> [TO DO]: Set down every entry once more, exactly as it appears.

> [SOURCE DATA]:

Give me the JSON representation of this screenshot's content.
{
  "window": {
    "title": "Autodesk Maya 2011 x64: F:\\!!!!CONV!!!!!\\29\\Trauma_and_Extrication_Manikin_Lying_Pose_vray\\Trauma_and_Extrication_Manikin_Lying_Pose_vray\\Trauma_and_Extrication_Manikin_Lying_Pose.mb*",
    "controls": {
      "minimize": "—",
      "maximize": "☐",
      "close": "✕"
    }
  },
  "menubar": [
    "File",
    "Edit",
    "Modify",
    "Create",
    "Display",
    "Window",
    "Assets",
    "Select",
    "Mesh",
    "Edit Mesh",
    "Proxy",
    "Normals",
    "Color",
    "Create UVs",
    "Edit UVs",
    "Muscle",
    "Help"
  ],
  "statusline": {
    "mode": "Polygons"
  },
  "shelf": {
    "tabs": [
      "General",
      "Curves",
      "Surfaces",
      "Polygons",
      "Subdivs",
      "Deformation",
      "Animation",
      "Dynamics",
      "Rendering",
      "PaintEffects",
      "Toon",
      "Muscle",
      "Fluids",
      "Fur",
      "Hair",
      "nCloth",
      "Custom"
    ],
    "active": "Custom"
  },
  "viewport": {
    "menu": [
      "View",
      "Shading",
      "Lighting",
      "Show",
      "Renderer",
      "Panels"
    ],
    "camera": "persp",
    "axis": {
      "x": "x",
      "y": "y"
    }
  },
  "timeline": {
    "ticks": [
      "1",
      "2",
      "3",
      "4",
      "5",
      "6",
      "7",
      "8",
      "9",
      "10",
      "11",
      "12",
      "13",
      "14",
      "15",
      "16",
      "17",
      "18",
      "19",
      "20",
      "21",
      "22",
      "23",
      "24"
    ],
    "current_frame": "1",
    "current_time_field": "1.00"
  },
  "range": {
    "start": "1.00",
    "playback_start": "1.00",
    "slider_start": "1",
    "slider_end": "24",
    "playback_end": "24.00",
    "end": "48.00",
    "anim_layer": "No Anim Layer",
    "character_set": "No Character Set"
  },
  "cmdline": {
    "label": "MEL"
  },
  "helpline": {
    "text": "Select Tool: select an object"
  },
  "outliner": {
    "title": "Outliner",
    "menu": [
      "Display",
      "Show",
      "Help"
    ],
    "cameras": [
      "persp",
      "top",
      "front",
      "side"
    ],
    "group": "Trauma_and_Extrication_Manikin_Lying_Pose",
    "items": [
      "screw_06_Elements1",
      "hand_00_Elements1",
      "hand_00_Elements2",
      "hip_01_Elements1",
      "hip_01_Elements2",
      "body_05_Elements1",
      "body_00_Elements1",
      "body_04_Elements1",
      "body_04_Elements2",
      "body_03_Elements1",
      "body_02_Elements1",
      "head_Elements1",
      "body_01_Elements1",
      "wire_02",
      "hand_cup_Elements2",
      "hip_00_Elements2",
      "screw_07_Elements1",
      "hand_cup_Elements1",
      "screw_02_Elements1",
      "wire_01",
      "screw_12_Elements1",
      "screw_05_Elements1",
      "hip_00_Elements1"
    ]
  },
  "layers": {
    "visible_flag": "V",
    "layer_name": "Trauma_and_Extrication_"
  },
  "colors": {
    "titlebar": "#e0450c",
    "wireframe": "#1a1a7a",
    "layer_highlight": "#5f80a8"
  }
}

> [OUTPUT FOR THIS TASK]:
Give me the JSON representation of this screenshot's content.
{
  "window": {
    "title": "Autodesk Maya 2011 x64: F:\\!!!!CONV!!!!!\\29\\Trauma_and_Extrication_Manikin_Lying_Pose_vray\\Trauma_and_Extrication_Manikin_Lying_Pose_vray\\Trauma_and_Extrication_Manikin_Lying_Pose.mb*",
    "controls": {
      "minimize": "—",
      "maximize": "☐",
      "close": "✕"
    }
  },
  "menubar": [
    "File",
    "Edit",
    "Modify",
    "Create",
    "Display",
    "Window",
    "Assets",
    "Select",
    "Mesh",
    "Edit Mesh",
    "Proxy",
    "Normals",
    "Color",
    "Create UVs",
    "Edit UVs",
    "Muscle",
    "Help"
  ],
  "statusline": {
    "mode": "Polygons"
  },
  "shelf": {
    "tabs": [
      "General",
      "Curves",
      "Surfaces",
      "Polygons",
      "Subdivs",
      "Deformation",
      "Animation",
      "Dynamics",
      "Rendering",
      "PaintEffects",
      "Toon",
      "Muscle",
      "Fluids",
      "Fur",
      "Hair",
      "nCloth",
      "Custom"
    ],
    "active": "Custom"
  },
  "viewport": {
    "menu": [
      "View",
      "Shading",
      "Lighting",
      "Show",
      "Renderer",
      "Panels"
    ],
    "camera": "persp",
    "axis": {
      "x": "x",
      "y": "y"
    }
  },
  "timeline": {
    "ticks": [
      "1",
      "2",
      "3",
      "4",
      "5",
      "6",
      "7",
      "8",
      "9",
      "10",
      "11",
      "12",
      "13",
      "14",
      "15",
      "16",
      "17",
      "18",
      "19",
      "20",
      "21",
      "22",
      "23",
      "24"
    ],
    "current_frame": "1",
    "current_time_field": "1.00"
  },
  "range": {
    "start": "1.00",
    "playback_start": "1.00",
    "slider_start": "1",
    "slider_end": "24",
    "playback_end": "24.00",
    "end": "48.00",
    "anim_layer": "No Anim Layer",
    "character_set": "No Character Set"
  },
  "cmdline": {
    "label": "MEL"
  },
  "helpline": {
    "text": "Select Tool: select an object"
  },
  "outliner": {
    "title": "Outliner",
    "menu": [
      "Display",
      "Show",
      "Help"
    ],
    "cameras": [
      "persp",
      "top",
      "front",
      "side"
    ],
    "group": "Trauma_and_Extrication_Manikin_Lying_Pose",
    "items": [
      "screw_06_Elements1",
      "hand_00_Elements1",
      "hand_00_Elements2",
      "hip_01_Elements1",
      "hip_01_Elements2",
      "body_05_Elements1",
      "body_00_Elements1",
      "body_04_Elements1",
      "body_04_Elements2",
      "body_03_Elements1",
      "body_02_Elements1",
      "head_Elements1",
      "body_01_Elements1",
      "wire_02",
      "hand_cup_Elements2",
      "hip_00_Elements2",
      "screw_07_Elements1",
      "hand_cup_Elements1",
      "screw_02_Elements1",
      "wire_01",
      "screw_12_Elements1",
      "screw_05_Elements1",
      "hip_00_Elements1"
    ]
  },
  "layers": {
    "visible_flag": "V",
    "layer_name": "Trauma_and_Extrication_"
  },
  "colors": {
    "titlebar": "#e0450c",
    "wireframe": "#1a1a7a",
    "layer_highlight": "#5f80a8"
  }
}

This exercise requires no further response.